- [Matrix Scaling]: The Sinkhorn matrix-scaling problem in a very different context.
- [Generative Sinkhorn Modeling]: Back-prop through Sinkhorn's algorithm for generative modeling.
- Lecture 15: Nov. 23
- Generative Flow: NICE, RealNVP, Glow
- Neural ODE's, Ffjord
- [Lecture Notes], [Slides]
- Supplementary Reading:
- [Feistel Networks]: A cryptographic analog to invertible neural networks.
- Lecture 16: Nov. 30
- Energy-based Models
- Langevin Dynamics
- Implicit Score Matching
- [Lecture Notes], [Slides]
- Supplementary Reading:

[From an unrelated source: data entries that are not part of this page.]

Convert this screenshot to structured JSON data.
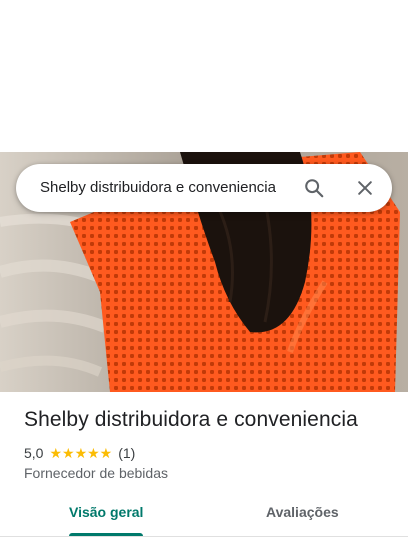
{
  "search": {
    "query": "Shelby distribuidora e conveniencia",
    "search_icon": "search-icon",
    "close_icon": "close-icon"
  },
  "hero": {
    "image": "place-photo"
  },
  "place": {
    "name": "Shelby distribuidora e conveniencia",
    "rating": "5,0",
    "stars": "★★★★★",
    "star_value": 5,
    "review_count": "(1)",
    "category": "Fornecedor de bebidas"
  },
  "tabs": [
    {
      "label": "Visão geral",
      "selected": true
    },
    {
      "label": "Avaliações",
      "selected": false
    }
  ],
  "colors": {
    "accent": "#00796b",
    "star": "#fbbc04",
    "text_primary": "#202124",
    "text_secondary": "#5f6368"
  }
}
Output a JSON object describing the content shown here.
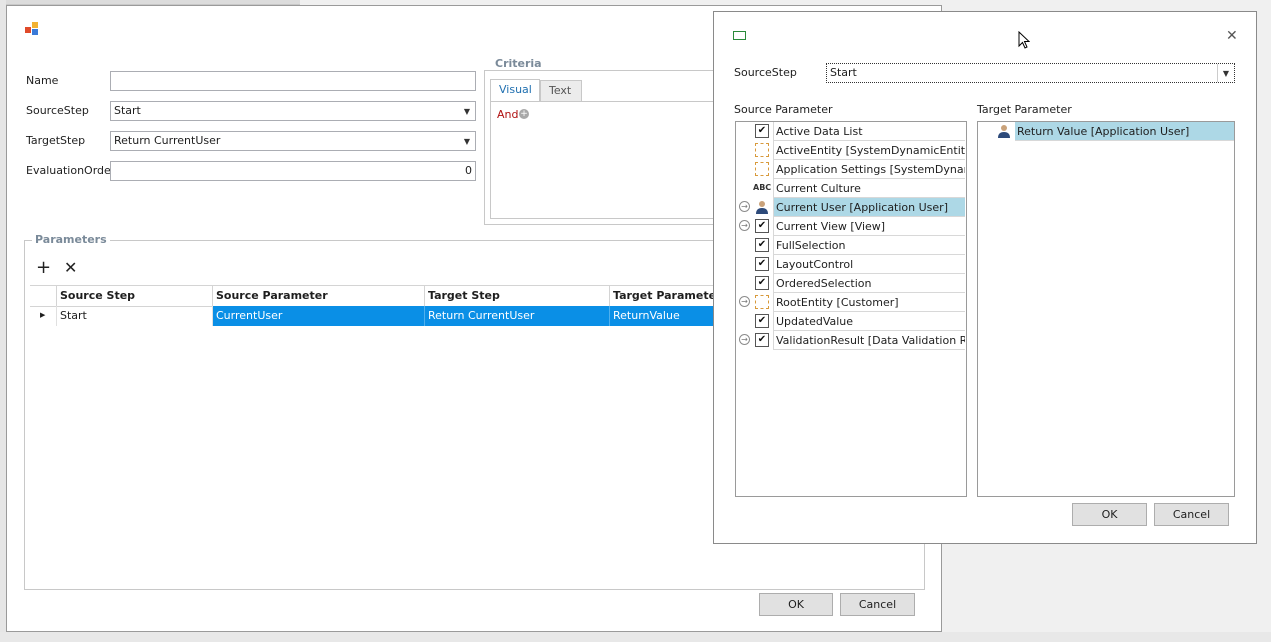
{
  "main_form": {
    "fields": {
      "name": {
        "label": "Name",
        "value": ""
      },
      "source_step": {
        "label": "SourceStep",
        "value": "Start"
      },
      "target_step": {
        "label": "TargetStep",
        "value": "Return CurrentUser"
      },
      "evaluation_order": {
        "label": "EvaluationOrder",
        "value": "0"
      }
    },
    "criteria": {
      "title": "Criteria",
      "tabs": [
        "Visual",
        "Text"
      ],
      "and_label": "And"
    },
    "parameters": {
      "title": "Parameters",
      "columns": [
        "Source Step",
        "Source Parameter",
        "Target Step",
        "Target Parameter"
      ],
      "rows": [
        {
          "source_step": "Start",
          "source_parameter": "CurrentUser",
          "target_step": "Return CurrentUser",
          "target_parameter": "ReturnValue"
        }
      ]
    },
    "buttons": {
      "ok": "OK",
      "cancel": "Cancel"
    }
  },
  "dialog": {
    "source_step_label": "SourceStep",
    "source_step_value": "Start",
    "source_parameter_label": "Source Parameter",
    "target_parameter_label": "Target Parameter",
    "source_items": [
      {
        "text": "Active Data List",
        "icon": "checkbox-icon",
        "expandable": false,
        "selected": false
      },
      {
        "text": "ActiveEntity  [SystemDynamicEntity]",
        "icon": "entity-icon",
        "expandable": false,
        "selected": false
      },
      {
        "text": "Application Settings  [SystemDynami...",
        "icon": "entity-icon",
        "expandable": false,
        "selected": false
      },
      {
        "text": "Current Culture",
        "icon": "abc-icon",
        "expandable": false,
        "selected": false
      },
      {
        "text": "Current User  [Application User]",
        "icon": "user-icon",
        "expandable": true,
        "selected": true
      },
      {
        "text": "Current View  [View]",
        "icon": "checkbox-icon",
        "expandable": true,
        "selected": false
      },
      {
        "text": "FullSelection",
        "icon": "checkbox-icon",
        "expandable": false,
        "selected": false
      },
      {
        "text": "LayoutControl",
        "icon": "checkbox-icon",
        "expandable": false,
        "selected": false
      },
      {
        "text": "OrderedSelection",
        "icon": "checkbox-icon",
        "expandable": false,
        "selected": false
      },
      {
        "text": "RootEntity  [Customer]",
        "icon": "entity-icon",
        "expandable": true,
        "selected": false
      },
      {
        "text": "UpdatedValue",
        "icon": "checkbox-icon",
        "expandable": false,
        "selected": false
      },
      {
        "text": "ValidationResult  [Data Validation Re...",
        "icon": "checkbox-icon",
        "expandable": true,
        "selected": false
      }
    ],
    "target_items": [
      {
        "text": "Return Value  [Application User]",
        "icon": "user-icon",
        "selected": true
      }
    ],
    "buttons": {
      "ok": "OK",
      "cancel": "Cancel"
    },
    "colors": {
      "selection": "#add8e6",
      "grid_selection": "#0a8fe6"
    }
  }
}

- [How to Train Your Energy-Based Models]: A recent survey of energy-based models.
- [Theory of Optimization and Sampling]: A course on sampling with excellent notes on Langevin dynamics.
- [Sampling Methods]: A broad overview of various sampling techniques.
- Lecture 17: Dec. 2
- Sliced Score Matching
- Denoising Autoencoders
- [Lecture Notes], [Slides]
- Supplementary Reading:
- [Sliced Score Matching: A Scalable Approach to Density and Score Estimation]: Yang Song's paper on sliced score matching.
- Lecture 18: Dec. 7
- Simulated Annealing
- Denoising Diffusion Probabilistic Models
- [Slides]
- Supplementary Reading:
- [Denoising Diffusion Probabilistic Models]: Jonathan Ho's paper introducing Denoising Diffusion models.
- [Score-Based Generative Modeling through Stochastic Differential Equations]: An SDE formulation of score-based generative models.